[Component data from apps and pages]

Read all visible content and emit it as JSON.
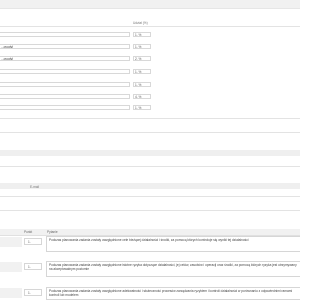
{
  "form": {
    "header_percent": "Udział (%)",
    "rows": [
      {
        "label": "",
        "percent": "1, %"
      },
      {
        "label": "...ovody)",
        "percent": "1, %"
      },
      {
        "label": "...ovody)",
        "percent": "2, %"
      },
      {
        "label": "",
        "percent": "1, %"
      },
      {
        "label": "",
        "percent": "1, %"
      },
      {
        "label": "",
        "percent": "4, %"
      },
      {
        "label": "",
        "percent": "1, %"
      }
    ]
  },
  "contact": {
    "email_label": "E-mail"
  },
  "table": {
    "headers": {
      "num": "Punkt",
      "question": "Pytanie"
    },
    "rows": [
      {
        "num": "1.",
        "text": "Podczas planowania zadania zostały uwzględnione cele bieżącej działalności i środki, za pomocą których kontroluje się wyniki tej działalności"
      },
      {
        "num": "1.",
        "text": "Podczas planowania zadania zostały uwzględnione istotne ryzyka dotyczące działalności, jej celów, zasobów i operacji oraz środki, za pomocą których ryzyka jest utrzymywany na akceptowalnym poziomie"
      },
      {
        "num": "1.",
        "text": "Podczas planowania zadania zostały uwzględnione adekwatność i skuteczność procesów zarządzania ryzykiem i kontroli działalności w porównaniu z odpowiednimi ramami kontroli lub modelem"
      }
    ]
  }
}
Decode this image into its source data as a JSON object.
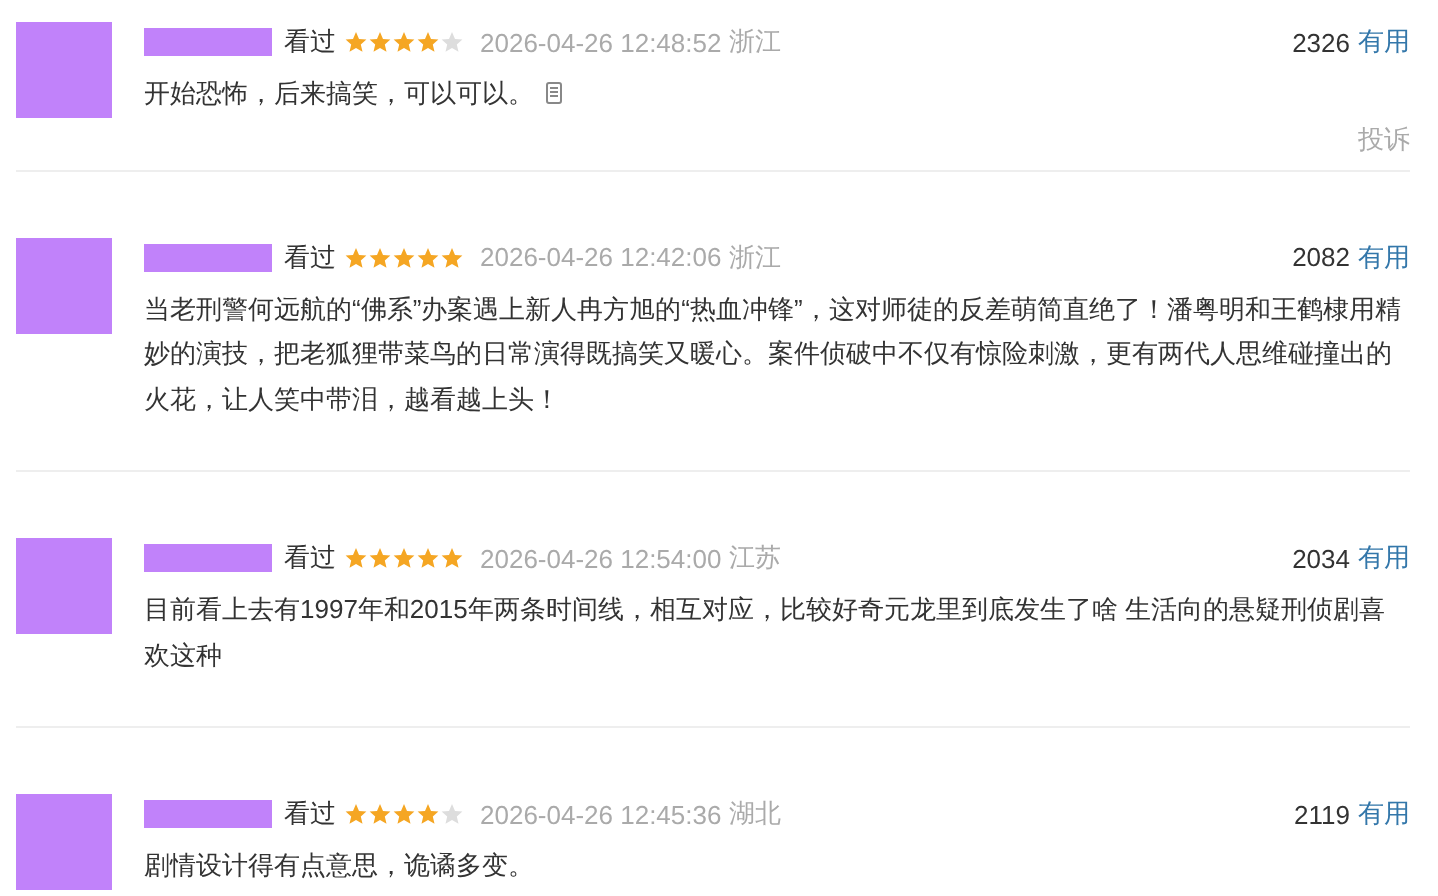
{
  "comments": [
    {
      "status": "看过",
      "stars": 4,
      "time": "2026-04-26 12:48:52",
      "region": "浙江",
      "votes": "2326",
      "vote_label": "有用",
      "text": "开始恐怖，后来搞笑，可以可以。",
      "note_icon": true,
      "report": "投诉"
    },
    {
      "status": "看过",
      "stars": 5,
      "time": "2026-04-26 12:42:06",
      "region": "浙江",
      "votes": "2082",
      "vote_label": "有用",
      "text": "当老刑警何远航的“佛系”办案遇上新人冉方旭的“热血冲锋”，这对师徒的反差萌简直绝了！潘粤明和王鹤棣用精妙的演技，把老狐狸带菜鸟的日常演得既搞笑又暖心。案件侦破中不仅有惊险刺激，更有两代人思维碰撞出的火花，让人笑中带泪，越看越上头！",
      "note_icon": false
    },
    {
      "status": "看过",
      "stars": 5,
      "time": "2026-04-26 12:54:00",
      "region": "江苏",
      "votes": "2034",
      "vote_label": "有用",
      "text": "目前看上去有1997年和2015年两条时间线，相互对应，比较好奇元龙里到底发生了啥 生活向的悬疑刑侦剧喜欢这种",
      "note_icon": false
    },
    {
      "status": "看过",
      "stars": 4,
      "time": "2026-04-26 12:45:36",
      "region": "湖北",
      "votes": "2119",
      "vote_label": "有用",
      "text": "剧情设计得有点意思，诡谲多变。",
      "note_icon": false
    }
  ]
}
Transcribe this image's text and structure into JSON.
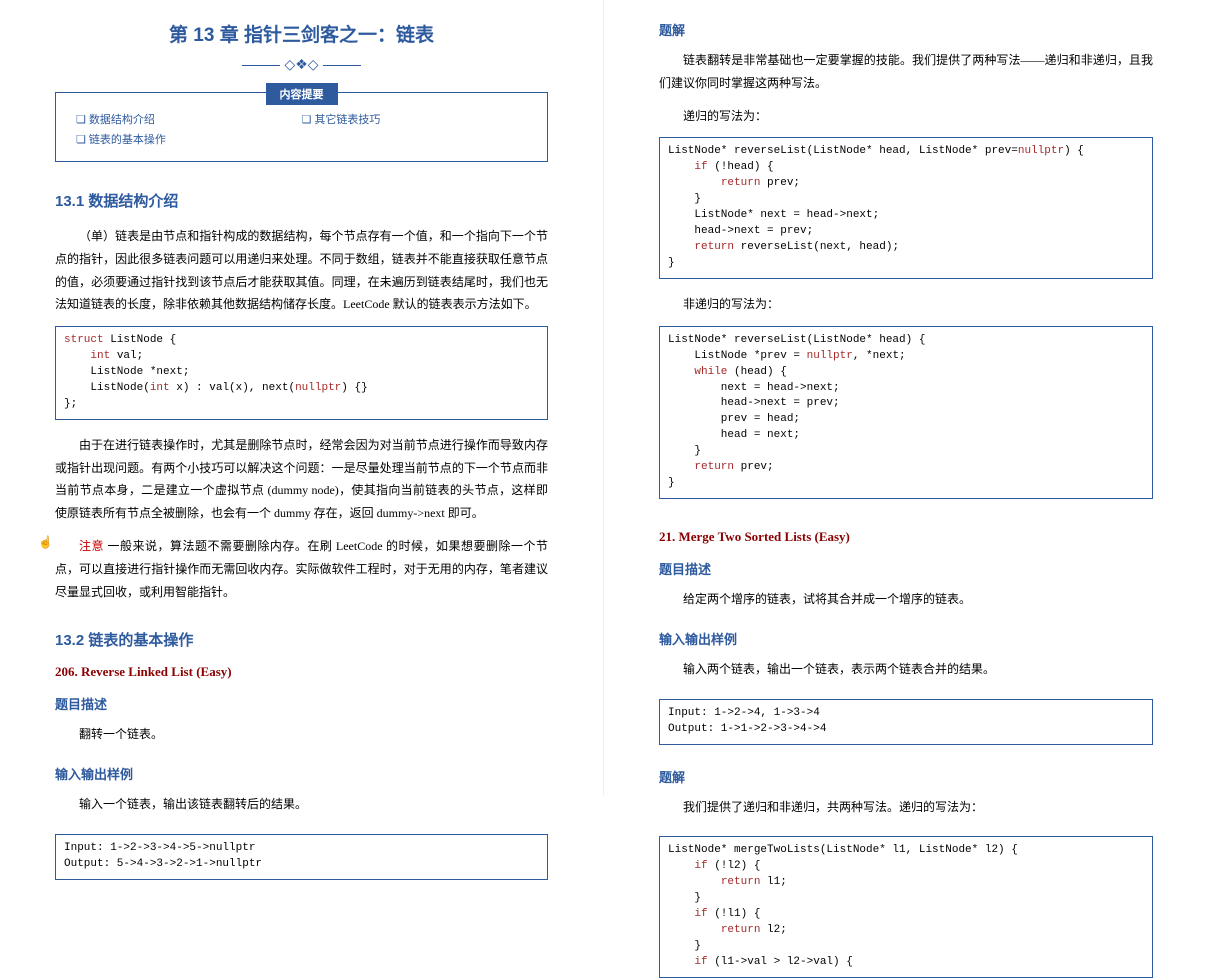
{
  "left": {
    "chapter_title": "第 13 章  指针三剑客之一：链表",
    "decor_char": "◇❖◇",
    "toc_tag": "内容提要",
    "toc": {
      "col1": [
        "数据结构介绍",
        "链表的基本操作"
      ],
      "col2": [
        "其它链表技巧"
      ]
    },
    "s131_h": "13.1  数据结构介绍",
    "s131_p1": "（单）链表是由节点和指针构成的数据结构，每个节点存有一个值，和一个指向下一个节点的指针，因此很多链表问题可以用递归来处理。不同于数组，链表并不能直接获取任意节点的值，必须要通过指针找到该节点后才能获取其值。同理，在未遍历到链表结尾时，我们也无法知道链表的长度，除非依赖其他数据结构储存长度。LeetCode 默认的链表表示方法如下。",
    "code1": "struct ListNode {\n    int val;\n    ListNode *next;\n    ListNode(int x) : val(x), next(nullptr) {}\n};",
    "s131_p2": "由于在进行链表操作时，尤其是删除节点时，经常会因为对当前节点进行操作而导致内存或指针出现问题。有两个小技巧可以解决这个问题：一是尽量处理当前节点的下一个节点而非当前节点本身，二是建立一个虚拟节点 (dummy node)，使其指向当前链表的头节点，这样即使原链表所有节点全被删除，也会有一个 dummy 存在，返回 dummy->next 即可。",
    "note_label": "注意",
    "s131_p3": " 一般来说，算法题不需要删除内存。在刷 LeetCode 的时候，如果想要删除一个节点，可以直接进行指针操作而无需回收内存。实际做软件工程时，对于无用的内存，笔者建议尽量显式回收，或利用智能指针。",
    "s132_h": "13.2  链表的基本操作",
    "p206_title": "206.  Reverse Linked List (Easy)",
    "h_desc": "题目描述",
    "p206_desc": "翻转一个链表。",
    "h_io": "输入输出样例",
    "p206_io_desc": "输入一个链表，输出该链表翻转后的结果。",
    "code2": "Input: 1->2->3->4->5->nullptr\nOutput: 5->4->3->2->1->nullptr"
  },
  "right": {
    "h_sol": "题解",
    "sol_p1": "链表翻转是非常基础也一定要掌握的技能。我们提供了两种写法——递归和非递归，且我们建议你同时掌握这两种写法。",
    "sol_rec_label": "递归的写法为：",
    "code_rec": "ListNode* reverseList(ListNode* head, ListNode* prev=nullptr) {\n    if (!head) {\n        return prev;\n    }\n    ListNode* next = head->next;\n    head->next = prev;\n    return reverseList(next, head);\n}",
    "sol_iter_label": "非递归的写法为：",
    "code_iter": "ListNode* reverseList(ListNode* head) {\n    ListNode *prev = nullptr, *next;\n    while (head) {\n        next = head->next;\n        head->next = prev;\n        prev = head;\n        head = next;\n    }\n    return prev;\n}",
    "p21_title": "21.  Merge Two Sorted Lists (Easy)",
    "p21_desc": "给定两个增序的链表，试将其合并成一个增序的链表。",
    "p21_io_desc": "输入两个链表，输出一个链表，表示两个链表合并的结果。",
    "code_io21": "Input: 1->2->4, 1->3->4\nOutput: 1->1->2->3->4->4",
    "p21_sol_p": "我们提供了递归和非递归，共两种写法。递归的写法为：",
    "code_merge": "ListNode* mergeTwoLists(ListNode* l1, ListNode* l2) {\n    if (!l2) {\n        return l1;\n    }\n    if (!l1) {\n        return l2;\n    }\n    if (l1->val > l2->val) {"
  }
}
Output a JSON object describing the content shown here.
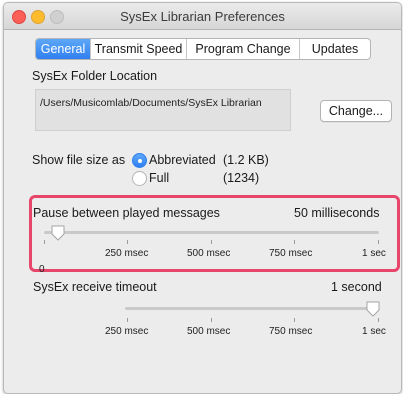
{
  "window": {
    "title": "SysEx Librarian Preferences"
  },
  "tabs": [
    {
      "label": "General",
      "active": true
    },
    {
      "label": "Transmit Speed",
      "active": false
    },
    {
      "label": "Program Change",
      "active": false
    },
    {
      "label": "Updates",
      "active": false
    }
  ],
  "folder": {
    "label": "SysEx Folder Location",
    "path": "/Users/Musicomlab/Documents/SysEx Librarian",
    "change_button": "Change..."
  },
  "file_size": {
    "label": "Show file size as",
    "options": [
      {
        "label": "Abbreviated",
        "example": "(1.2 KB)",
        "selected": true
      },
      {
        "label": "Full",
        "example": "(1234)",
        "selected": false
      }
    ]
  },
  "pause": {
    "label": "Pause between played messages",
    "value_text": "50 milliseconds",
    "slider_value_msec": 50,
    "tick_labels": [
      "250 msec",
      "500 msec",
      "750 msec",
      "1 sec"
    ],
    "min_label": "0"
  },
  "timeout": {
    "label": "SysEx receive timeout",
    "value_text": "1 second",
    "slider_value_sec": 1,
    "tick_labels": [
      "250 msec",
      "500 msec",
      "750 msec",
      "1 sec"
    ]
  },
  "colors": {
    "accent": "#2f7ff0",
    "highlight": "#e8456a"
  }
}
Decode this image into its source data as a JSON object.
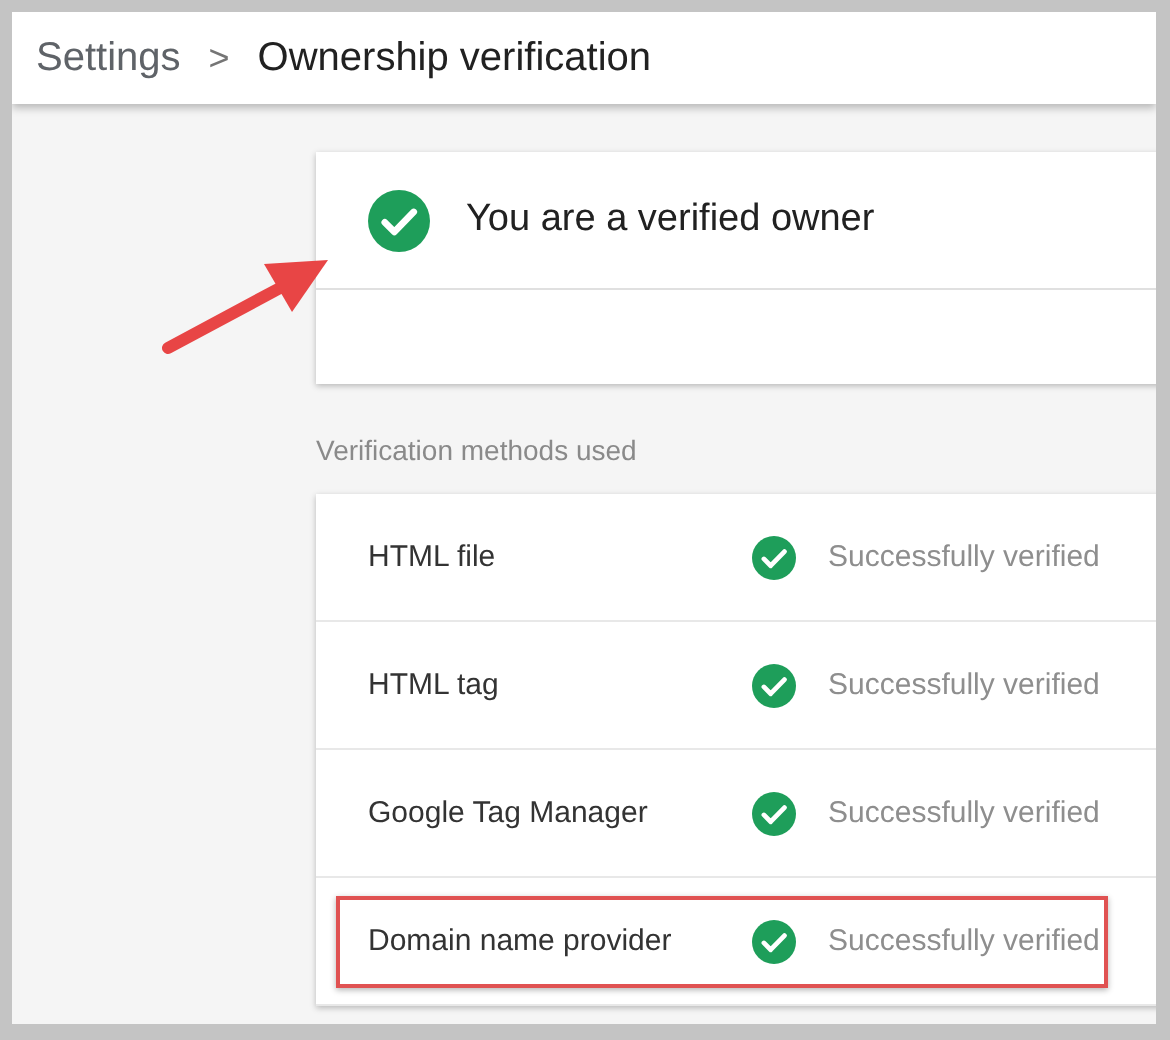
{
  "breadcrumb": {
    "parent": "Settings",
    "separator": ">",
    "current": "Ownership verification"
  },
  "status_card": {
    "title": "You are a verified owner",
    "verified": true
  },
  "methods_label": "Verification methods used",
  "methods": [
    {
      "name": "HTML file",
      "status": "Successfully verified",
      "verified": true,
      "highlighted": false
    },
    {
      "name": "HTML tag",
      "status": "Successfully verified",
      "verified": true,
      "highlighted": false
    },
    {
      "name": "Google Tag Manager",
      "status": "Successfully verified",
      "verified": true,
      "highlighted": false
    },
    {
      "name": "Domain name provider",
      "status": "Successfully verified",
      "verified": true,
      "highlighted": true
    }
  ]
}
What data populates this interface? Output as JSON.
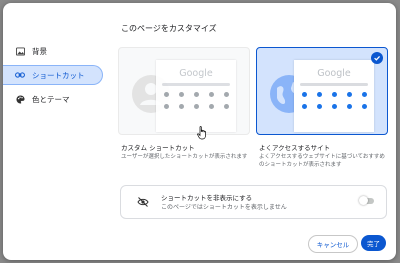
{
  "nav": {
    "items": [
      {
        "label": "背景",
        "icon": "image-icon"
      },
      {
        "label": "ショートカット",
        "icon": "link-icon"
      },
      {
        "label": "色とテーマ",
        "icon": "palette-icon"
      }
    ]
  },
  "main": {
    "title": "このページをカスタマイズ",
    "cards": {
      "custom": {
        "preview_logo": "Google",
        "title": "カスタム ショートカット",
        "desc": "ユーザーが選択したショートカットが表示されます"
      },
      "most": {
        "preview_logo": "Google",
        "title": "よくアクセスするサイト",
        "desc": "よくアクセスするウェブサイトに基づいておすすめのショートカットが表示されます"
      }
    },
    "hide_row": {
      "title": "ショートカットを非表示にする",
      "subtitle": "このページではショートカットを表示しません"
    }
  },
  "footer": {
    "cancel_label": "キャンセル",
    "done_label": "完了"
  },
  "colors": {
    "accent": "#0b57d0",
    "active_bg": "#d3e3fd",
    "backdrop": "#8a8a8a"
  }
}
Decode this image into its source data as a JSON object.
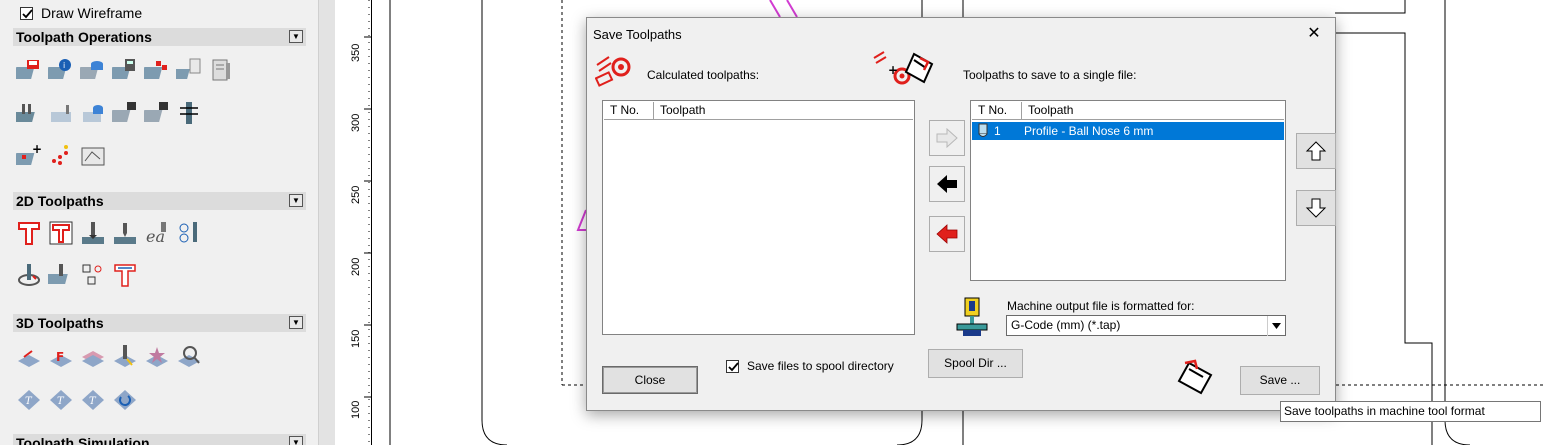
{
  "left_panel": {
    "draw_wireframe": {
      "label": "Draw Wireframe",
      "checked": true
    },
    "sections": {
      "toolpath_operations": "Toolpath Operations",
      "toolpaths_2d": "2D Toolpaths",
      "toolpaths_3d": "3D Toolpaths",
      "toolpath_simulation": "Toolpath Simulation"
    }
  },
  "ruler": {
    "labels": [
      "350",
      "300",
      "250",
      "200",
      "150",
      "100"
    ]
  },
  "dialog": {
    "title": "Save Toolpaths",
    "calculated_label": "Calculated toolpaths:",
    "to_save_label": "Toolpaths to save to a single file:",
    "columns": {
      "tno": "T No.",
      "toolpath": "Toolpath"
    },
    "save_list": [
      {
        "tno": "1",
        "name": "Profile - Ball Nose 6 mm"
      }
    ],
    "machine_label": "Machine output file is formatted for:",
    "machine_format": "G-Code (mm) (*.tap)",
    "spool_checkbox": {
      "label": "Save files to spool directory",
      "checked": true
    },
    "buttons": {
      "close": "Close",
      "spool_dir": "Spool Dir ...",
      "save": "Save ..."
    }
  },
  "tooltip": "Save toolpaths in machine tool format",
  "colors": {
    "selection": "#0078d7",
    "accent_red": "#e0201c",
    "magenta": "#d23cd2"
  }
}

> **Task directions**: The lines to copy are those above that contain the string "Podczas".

> **Result of the exercise**:
        "text": "Podczas planowania zadania zostały uwzględnione cele bieżącej działalności i środki, za pomocą których kontroluje się wyniki tej działalności"
        "text": "Podczas planowania zadania zostały uwzględnione istotne ryzyka dotyczące działalności, jej celów, zasobów i operacji oraz środki, za pomocą których ryzyka jest utrzymywany na akceptowalnym poziomie"
        "text": "Podczas planowania zadania zostały uwzględnione adekwatność i skuteczność procesów zarządzania ryzykiem i kontroli działalności w porównaniu z odpowiednimi ramami kontroli lub modelem"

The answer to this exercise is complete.